**REQUIRED WORK**. Locate all lines in the data below that hold "ʚ七七酱ɞ" and show them.

**GIVEN DATA**.
━━━━━━

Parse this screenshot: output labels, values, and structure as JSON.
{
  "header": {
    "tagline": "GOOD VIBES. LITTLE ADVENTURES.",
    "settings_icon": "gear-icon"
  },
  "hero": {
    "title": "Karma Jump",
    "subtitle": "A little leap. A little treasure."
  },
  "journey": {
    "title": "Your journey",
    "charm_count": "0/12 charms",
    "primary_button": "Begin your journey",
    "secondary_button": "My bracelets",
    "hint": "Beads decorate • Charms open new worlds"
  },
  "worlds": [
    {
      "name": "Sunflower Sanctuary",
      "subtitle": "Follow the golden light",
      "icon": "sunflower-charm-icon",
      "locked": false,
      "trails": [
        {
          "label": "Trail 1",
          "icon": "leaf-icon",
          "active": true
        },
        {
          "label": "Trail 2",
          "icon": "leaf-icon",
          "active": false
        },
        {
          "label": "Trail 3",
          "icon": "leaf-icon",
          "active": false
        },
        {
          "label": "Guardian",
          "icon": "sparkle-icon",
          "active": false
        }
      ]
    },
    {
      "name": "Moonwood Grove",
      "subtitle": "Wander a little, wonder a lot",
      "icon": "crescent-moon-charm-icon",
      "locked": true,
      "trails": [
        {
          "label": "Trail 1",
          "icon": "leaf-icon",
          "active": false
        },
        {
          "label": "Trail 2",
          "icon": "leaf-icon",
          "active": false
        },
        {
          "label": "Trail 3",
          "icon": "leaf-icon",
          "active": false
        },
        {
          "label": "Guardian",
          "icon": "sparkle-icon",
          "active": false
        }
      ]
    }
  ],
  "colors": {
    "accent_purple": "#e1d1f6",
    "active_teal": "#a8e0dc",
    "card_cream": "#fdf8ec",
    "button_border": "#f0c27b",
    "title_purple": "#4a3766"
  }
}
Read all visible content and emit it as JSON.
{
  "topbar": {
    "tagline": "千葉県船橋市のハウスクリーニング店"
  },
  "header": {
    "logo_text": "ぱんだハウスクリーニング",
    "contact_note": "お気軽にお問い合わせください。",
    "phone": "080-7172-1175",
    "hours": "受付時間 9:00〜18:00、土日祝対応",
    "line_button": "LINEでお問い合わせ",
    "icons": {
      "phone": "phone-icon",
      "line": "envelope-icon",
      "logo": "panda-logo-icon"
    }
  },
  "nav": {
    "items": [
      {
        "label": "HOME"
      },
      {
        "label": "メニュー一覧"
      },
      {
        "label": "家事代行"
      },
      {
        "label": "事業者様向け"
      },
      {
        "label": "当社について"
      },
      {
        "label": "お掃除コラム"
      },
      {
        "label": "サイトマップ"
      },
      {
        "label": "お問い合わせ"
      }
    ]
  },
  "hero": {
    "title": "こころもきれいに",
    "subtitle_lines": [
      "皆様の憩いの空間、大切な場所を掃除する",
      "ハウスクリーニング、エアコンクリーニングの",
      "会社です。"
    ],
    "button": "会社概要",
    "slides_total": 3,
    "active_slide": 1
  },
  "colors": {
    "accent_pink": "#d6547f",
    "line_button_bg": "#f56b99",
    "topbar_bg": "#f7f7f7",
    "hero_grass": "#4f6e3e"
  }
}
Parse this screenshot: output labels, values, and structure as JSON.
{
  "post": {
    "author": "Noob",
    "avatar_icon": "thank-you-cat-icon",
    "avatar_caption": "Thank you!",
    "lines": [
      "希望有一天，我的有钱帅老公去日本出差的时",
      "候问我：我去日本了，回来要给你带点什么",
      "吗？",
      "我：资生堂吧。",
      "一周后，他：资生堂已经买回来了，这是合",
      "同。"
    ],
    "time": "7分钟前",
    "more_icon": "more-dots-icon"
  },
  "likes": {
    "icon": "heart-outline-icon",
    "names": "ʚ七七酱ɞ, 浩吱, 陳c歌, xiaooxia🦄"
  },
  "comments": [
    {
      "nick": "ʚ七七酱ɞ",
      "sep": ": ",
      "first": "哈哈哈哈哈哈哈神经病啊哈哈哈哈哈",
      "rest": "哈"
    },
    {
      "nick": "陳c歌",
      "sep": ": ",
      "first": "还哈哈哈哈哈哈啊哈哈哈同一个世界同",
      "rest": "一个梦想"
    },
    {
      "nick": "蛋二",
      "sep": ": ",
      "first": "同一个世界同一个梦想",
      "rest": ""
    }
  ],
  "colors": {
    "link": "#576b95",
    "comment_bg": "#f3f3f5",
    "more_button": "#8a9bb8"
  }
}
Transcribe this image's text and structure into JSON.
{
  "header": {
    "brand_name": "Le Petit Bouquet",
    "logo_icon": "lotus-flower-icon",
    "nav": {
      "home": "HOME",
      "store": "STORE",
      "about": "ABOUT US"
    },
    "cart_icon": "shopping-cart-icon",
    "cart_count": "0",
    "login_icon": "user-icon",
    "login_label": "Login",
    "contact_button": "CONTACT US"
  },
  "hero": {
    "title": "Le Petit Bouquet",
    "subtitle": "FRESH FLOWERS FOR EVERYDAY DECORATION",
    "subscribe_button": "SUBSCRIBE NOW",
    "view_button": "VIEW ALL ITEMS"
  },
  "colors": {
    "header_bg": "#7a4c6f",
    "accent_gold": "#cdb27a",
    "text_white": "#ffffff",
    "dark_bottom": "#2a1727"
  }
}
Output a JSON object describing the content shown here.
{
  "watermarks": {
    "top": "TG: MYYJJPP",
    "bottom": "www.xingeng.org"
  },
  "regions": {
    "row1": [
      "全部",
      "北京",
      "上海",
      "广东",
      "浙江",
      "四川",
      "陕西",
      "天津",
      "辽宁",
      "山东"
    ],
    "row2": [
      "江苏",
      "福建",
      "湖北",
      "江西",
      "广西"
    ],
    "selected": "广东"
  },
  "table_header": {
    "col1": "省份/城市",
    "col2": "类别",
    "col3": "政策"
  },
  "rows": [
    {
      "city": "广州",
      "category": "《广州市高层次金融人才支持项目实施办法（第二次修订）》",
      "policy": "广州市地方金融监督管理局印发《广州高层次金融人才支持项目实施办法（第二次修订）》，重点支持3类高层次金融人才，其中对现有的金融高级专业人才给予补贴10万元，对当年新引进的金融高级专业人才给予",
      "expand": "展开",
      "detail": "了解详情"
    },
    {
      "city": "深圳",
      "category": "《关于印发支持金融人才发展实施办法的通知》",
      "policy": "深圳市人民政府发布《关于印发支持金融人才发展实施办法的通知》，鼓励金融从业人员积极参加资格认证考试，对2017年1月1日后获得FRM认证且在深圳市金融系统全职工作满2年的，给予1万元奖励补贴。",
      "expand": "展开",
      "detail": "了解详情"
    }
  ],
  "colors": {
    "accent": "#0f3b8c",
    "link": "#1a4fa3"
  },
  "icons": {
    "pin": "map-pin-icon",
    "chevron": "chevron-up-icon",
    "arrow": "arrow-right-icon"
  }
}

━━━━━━

**SOLUTION TO THIS EXERCISE**.
    "names": "ʚ七七酱ɞ, 浩吱, 陳c歌, xiaooxia🦄"
      "nick": "ʚ七七酱ɞ",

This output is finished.